Five months later the Luers estate placed the West Street building on the market. It was purchased by Herman Reessing on January 20, 1898 for $45,900 (about $1.53 million in today's dollars).
Reessing leased the warehouse to Julius Wolff, who hired architect A. N. Sloan in April to increase the height of the cellar, by lowering the "bottom," as described in the plans. Two year later Reessing sold a fifty-percent stake in the building to Wolff.
By 1906 the Diamond Match Company leased the building for storing its stock. Matches are by their very nature highly flammable, and so when a fire broke out on April 25 that year there was no doubt a rush to control it. Happily, The New York Times reported that the small fire resulted in "no damage."
Diamond Match Company was gone by the summer of 1919 when the building was offered for lease. An advertisement in The New York Times that June described the up-to-date amenities: "Electric elevator, Steam heat, Shipping platform. Floor area of 40000 square feet; heavy carrying capacity."

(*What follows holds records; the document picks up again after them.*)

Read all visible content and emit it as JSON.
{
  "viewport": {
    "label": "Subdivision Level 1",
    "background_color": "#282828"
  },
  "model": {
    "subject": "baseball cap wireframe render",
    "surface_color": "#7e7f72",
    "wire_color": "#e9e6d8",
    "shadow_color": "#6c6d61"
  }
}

Instead of leasing it, however, on December 5, 1912 The New York Press reported that Reessing and Wolff had sold Nos. 288-289 to wheelbarrow manufacturers The Lansing Company, of Lansing Michigan. The article noted "The buying company will occupy the building."
The Lansing Company stored its wheelbarrows here through 1920. In January 1921 the firm sold the building to Theodore Ficke, Jr. The transaction came about when the massive Holland Tunnel project was getting underway. In reporting on the sale, The New York Herald noted "The property is in the New Jersey vehicular tube terminal zone."

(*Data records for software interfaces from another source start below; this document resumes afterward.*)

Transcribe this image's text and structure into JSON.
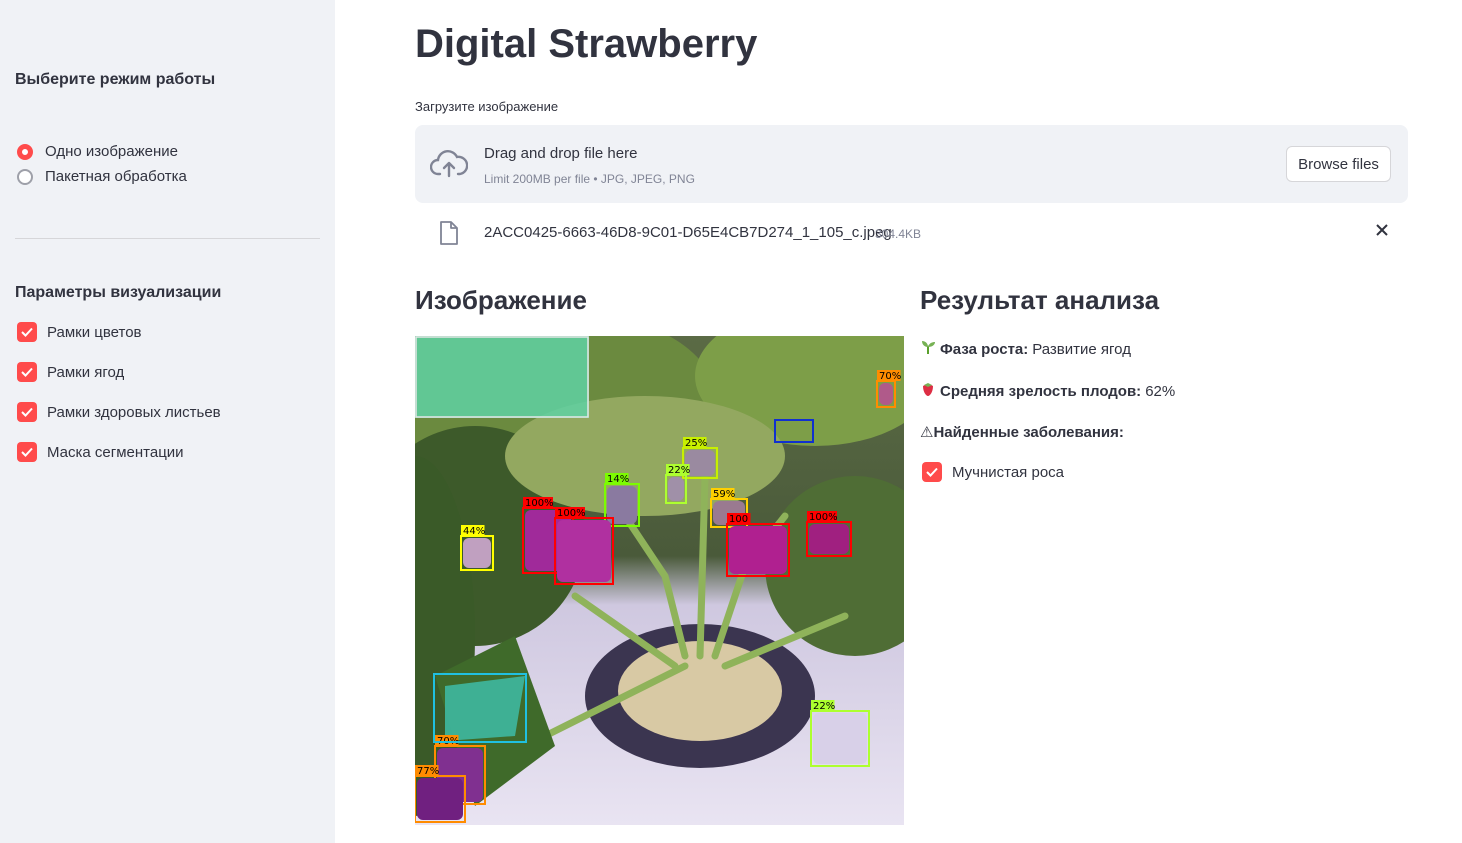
{
  "sidebar": {
    "mode_heading": "Выберите режим работы",
    "modes": [
      {
        "label": "Одно изображение",
        "selected": true
      },
      {
        "label": "Пакетная обработка",
        "selected": false
      }
    ],
    "viz_heading": "Параметры визуализации",
    "viz_options": [
      {
        "label": "Рамки цветов",
        "checked": true
      },
      {
        "label": "Рамки ягод",
        "checked": true
      },
      {
        "label": "Рамки здоровых листьев",
        "checked": true
      },
      {
        "label": "Маска сегментации",
        "checked": true
      }
    ]
  },
  "main": {
    "title": "Digital Strawberry",
    "upload": {
      "label": "Загрузите изображение",
      "drop_text": "Drag and drop file here",
      "limit_text": "Limit 200MB per file • JPG, JPEG, PNG",
      "browse_label": "Browse files"
    },
    "file": {
      "name": "2ACC0425-6663-46D8-9C01-D65E4CB7D274_1_105_c.jpeg",
      "size": "304.4KB"
    },
    "image_heading": "Изображение",
    "results_heading": "Результат анализа",
    "detections": [
      {
        "label": "70%",
        "color": "#ff8c00"
      },
      {
        "label": "25%",
        "color": "#c8f000"
      },
      {
        "label": "14%",
        "color": "#7cfc00"
      },
      {
        "label": "22%",
        "color": "#adff2f"
      },
      {
        "label": "59%",
        "color": "#ffd000"
      },
      {
        "label": "100%",
        "color": "#ff0000"
      },
      {
        "label": "100%",
        "color": "#ff0000"
      },
      {
        "label": "44%",
        "color": "#ffff00"
      },
      {
        "label": "100",
        "color": "#ff0000"
      },
      {
        "label": "100%",
        "color": "#ff0000"
      },
      {
        "label": "22%",
        "color": "#adff2f"
      },
      {
        "label": "70%",
        "color": "#ff8c00"
      },
      {
        "label": "77%",
        "color": "#ff8c00"
      }
    ],
    "results": {
      "phase_label": "Фаза роста:",
      "phase_value": "Развитие ягод",
      "ripeness_label": "Средняя зрелость плодов:",
      "ripeness_value": "62%",
      "diseases_label": "⚠Найденные заболевания:",
      "diseases": [
        {
          "label": "Мучнистая роса",
          "checked": true
        }
      ]
    }
  }
}
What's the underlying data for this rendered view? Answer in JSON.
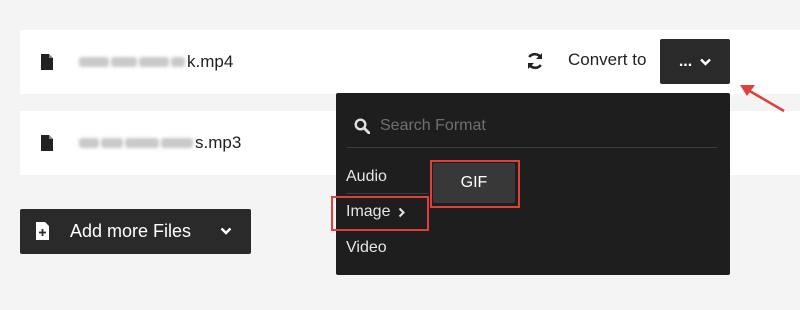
{
  "files": [
    {
      "name_suffix": "k.mp4",
      "icon": "file-icon"
    },
    {
      "name_suffix": "s.mp3",
      "icon": "file-icon"
    }
  ],
  "convert": {
    "label": "Convert to",
    "button_label": "...",
    "refresh_icon": "refresh-icon",
    "chevron_icon": "chevron-down-icon"
  },
  "add_files": {
    "label": "Add more Files",
    "icon": "add-file-icon",
    "chevron_icon": "chevron-down-icon"
  },
  "dropdown": {
    "search_placeholder": "Search Format",
    "categories": [
      {
        "label": "Audio"
      },
      {
        "label": "Image"
      },
      {
        "label": "Video"
      }
    ],
    "formats": [
      "GIF"
    ]
  },
  "colors": {
    "annotation_red": "#e0403a",
    "dark_button": "#2a2a2a",
    "dropdown_bg": "#1e1e1e"
  }
}
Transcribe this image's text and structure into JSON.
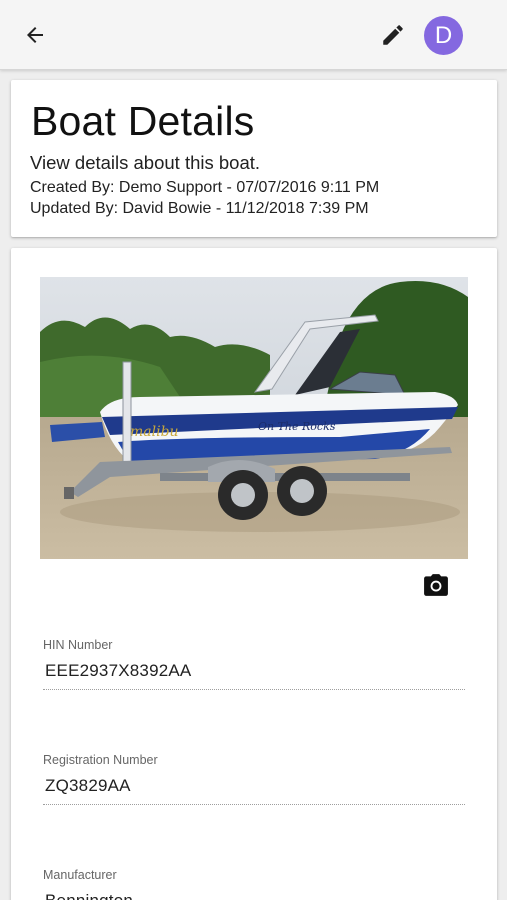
{
  "app_bar": {
    "back_icon": "arrow-left-icon",
    "edit_icon": "pencil-icon",
    "avatar_initial": "D",
    "avatar_color": "#8468e0"
  },
  "header": {
    "title": "Boat Details",
    "subtitle": "View details about this boat.",
    "created": "Created By: Demo Support - 07/07/2016 9:11 PM",
    "updated": "Updated By: David Bowie - 11/12/2018 7:39 PM"
  },
  "photo": {
    "hull_lettering": "On The Rocks",
    "camera_icon": "camera-icon"
  },
  "fields": {
    "hin": {
      "label": "HIN Number",
      "value": "EEE2937X8392AA"
    },
    "registration": {
      "label": "Registration Number",
      "value": "ZQ3829AA"
    },
    "manufacturer": {
      "label": "Manufacturer",
      "value": "Bennington"
    }
  }
}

The Theodore Ficke Warehouses, Inc. was not in the building long before trouble arrived in the form of Federal agents. In October 1923 eleven men were arrested in a "beer bribery plot" and the investigation was far from over. On October 20 The Sun and The Globe reported "Two search warrants were given to Federal agents who went up to 289 West street to hunt for some alcohol. That building is a warehouse and it had figured in the evidence against the eleven men."
The raid proved fruitful. "According to the agents, they found 1,000 barrels of alcohol," reported the article. "The value of the alcohol, according to the agents, was $400,000." It was a significant amount, more in the neighborhood of $5.88 million today. Theodore Ficke did not help his case by offering Special Revenue Agent Earle R. Barnard a $3,000 bribe.

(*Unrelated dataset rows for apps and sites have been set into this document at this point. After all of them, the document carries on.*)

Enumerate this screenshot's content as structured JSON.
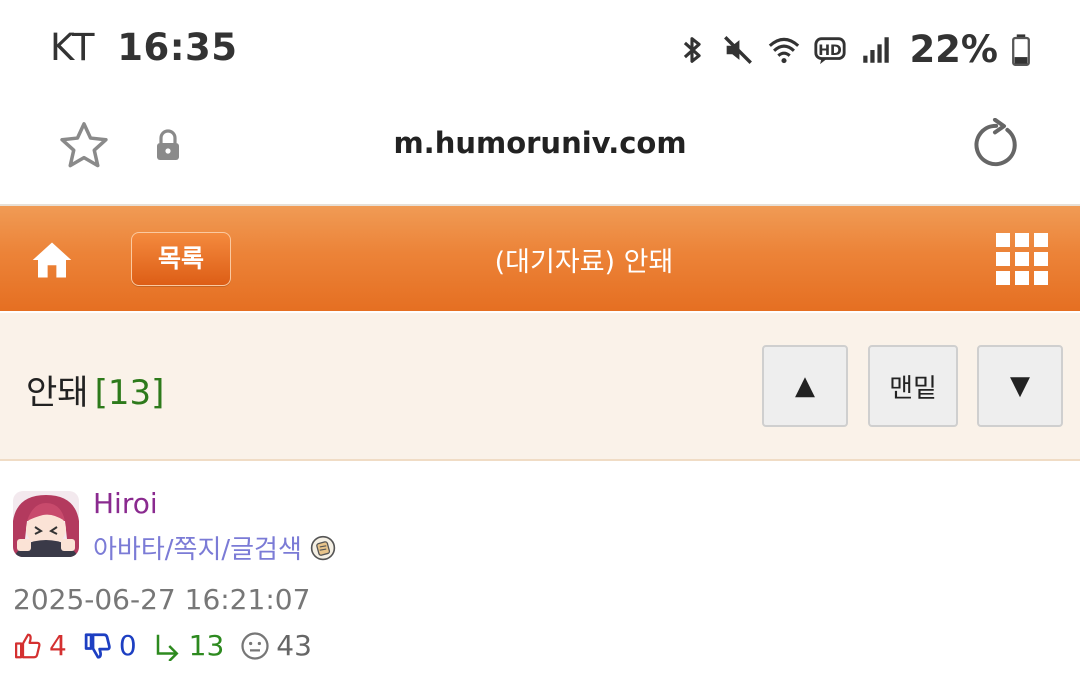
{
  "status_bar": {
    "carrier": "KT",
    "time": "16:35",
    "battery": "22%",
    "icons": [
      "bluetooth-icon",
      "mute-icon",
      "wifi-icon",
      "hd-voice-icon",
      "signal-icon",
      "battery-icon"
    ]
  },
  "browser": {
    "url": "m.humoruniv.com",
    "icons": [
      "star-icon",
      "lock-icon",
      "reload-icon"
    ]
  },
  "header": {
    "list_label": "목록",
    "title": "(대기자료) 안돼",
    "icons": [
      "home-icon",
      "grid-menu-icon"
    ],
    "colors": {
      "header_orange": "#ec8338",
      "header_dark": "#e56f22"
    }
  },
  "post": {
    "title": "안돼",
    "comment_count": "[13]",
    "nav": {
      "up_glyph": "▲",
      "bottom_label": "맨밑",
      "down_glyph": "▼"
    }
  },
  "author": {
    "name": "Hiroi",
    "links": "아바타/쪽지/글검색",
    "colors": {
      "name": "#8a2a8f",
      "links": "#7b7bd6"
    }
  },
  "meta": {
    "date": "2025-06-27 16:21:07",
    "up_count": "4",
    "down_count": "0",
    "reply_count": "13",
    "view_count": "43",
    "colors": {
      "up": "#d43030",
      "down": "#1d3fc2",
      "reply": "#2d8a1f",
      "view": "#666666"
    }
  }
}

Ficke had two other warehouses, one on Crosby Street and another in Brooklyn. His largest client was the Federal Food Stores, Inc., owners of 200 grocery stores. Having weathered the Prohibition raid, his problems only got worse in the spring of 1925 when the Federal Food Stores, Inc. went bankrupt. The Standard Union ran an article entitled "Ficke Warehouses Hit In Wake of $4,000,000 Federal Food Crash" on April 21, 1925. The article reported that the Theodore Ficke Warehouses "have upward of $3,000,000 worth of merchandise stores on its premises." The same day The New York Times reported that the Theodore Ficke Warehouses, Inc. had been placed in involuntary bankruptcy.
|Amazingly, the original bay doors survive.|
Following Ficke, the West Street building was home to The North River Stores, Inc. The warehouse was used for storage of "general merchandise." The firm would remain here for years.
By the early 1980's the flanking structures were demolished and Nos. 288-289 West Street stood like a lonely relic of a much different era. Despite that, in 1986 a conversion resulted in two loft apartments per floor. Today the 150-year old structure is wedged between luxurious residential buildings.